Though the statistics aren't eye-popping, this might be the best rushing attack Cincinnati has had under Kelly. Ramsey, a steady senior, is averaging 7.7 yards per carry, best among all Big East backs with at least 10 carries. Sophomore Isaiah Pead has added an electricity to the backfield with his speed and is averaging 5.8 yards per carry.
"We don't look at them as a one or a two," Kelly said. "We look at them as a 1a and 1b."
While the Bearcats aren't going to line up in an I-formation and power the ball down the field, it's not as if Kelly is opposed to the running game.
"It's one of the products of the spread offense," he said. "If you're going to overcommit or double out and put fair numbers in the box, we're going to run the football."
Miami did that on Saturday, double-teaming star receiver Mardy Gilyard as much as possible. There surely will be other teams this season who load up against the passing game and force the Bearcats to beat them on the ground.
Running the ball might be a way for Cincinnati to keep the ball longer. The offense had just 19:09 of possession time at Miami, a week after having the ball for just over 16 minutes against Fresno State.
"I guess one way [to improve that] would be to slow down our scoring drives," Kelly said. "But I'd rather just score quickly."
For now, it looks like Cincinnati's running backs will remain in the shadows, ready to contribute during their rare chances.
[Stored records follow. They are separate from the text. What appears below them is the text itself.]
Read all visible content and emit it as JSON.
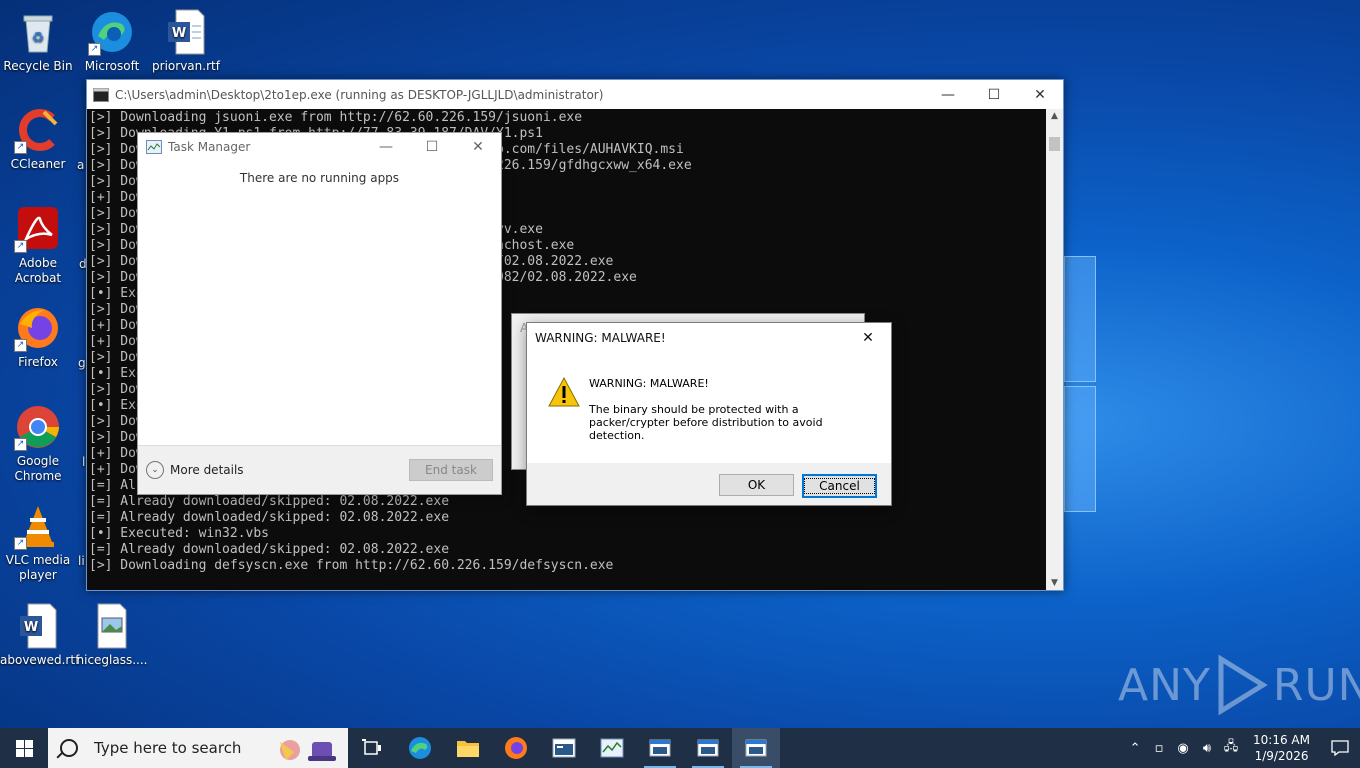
{
  "desktop": {
    "icons": [
      {
        "label": "Recycle Bin",
        "icon": "recycle-bin-icon"
      },
      {
        "label": "Microsoft Edge",
        "icon": "edge-icon"
      },
      {
        "label": "priorvan.rtf",
        "icon": "word-document-icon"
      },
      {
        "label": "CCleaner",
        "icon": "ccleaner-icon"
      },
      {
        "label": "Adobe Acrobat",
        "icon": "acrobat-icon"
      },
      {
        "label": "Firefox",
        "icon": "firefox-icon"
      },
      {
        "label": "Google Chrome",
        "icon": "chrome-icon"
      },
      {
        "label": "VLC media player",
        "icon": "vlc-icon"
      },
      {
        "label": "abovewed.rtf",
        "icon": "word-document-icon"
      },
      {
        "label": "niceglass....",
        "icon": "image-file-icon"
      }
    ],
    "partial_labels": [
      "a",
      "d",
      "g",
      "l",
      "li"
    ],
    "watermark": {
      "text_left": "ANY",
      "text_right": "RUN"
    }
  },
  "cmd_window": {
    "title": "C:\\Users\\admin\\Desktop\\2to1ep.exe (running as DESKTOP-JGLLJLD\\administrator)",
    "lines": [
      "[>] Downloading jsuoni.exe from http://62.60.226.159/jsuoni.exe",
      "[>] Downloading Y1.ps1 from http://77.83.39.187/DAV/Y1.ps1",
      "[>] Downloading AUHAVKIQ.msi from http://duncurryclub.com/files/AUHAVKIQ.msi",
      "[>] Downloading gfdhgcxww_x64.exe from http://62.60.226.159/gfdhgcxww_x64.exe",
      "[>] Downloading                                e",
      "[+] Downloaded",
      "[>] Downloading                                exe",
      "[>] Downloading                                /fobxyv.exe",
      "[>] Downloading                                59/synchost.exe",
      "[>] Downloading                                9.210/02.08.2022.exe",
      "[>] Downloading                                179:8082/02.08.2022.exe",
      "[•] Executed:",
      "[>] Downloading                                exe",
      "[+] Downloaded",
      "[+] Downloaded",
      "[>] Downloading                                /",
      "[•] Executed:",
      "[>] Downloading                                k",
      "[•] Executed:",
      "[>] Downloading                                2",
      "[>] Downloading                                e",
      "[+] Downloaded",
      "[+] Downloaded",
      "[=] Already downloaded/skipped: 02.08.2022.exe",
      "[=] Already downloaded/skipped: 02.08.2022.exe",
      "[=] Already downloaded/skipped: 02.08.2022.exe",
      "[•] Executed: win32.vbs",
      "[=] Already downloaded/skipped: 02.08.2022.exe",
      "[>] Downloading defsyscn.exe from http://62.60.226.159/defsyscn.exe"
    ]
  },
  "task_manager": {
    "title": "Task Manager",
    "empty_text": "There are no running apps",
    "more_details": "More details",
    "end_task": "End task"
  },
  "warning_dialog": {
    "title": "WARNING: MALWARE!",
    "heading": "WARNING: MALWARE!",
    "message": "The binary should be protected with a packer/crypter before distribution to avoid detection.",
    "ok": "OK",
    "cancel": "Cancel"
  },
  "behind_dialog": {
    "title_fragment": "A"
  },
  "taskbar": {
    "search_placeholder": "Type here to search",
    "apps": [
      "task-view-icon",
      "edge-icon",
      "file-explorer-icon",
      "firefox-icon",
      "cmd-icon",
      "task-manager-icon",
      "window-icon",
      "window-icon",
      "window-icon"
    ],
    "time": "10:16 AM",
    "date": "1/9/2026"
  }
}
"It's definitely something that's been overlooked, but we don't mind being overlooked," Ramsey said. "When we come into the game, most of the time we're productive. So if teams are not prepared to stop the run, it makes things even better for us."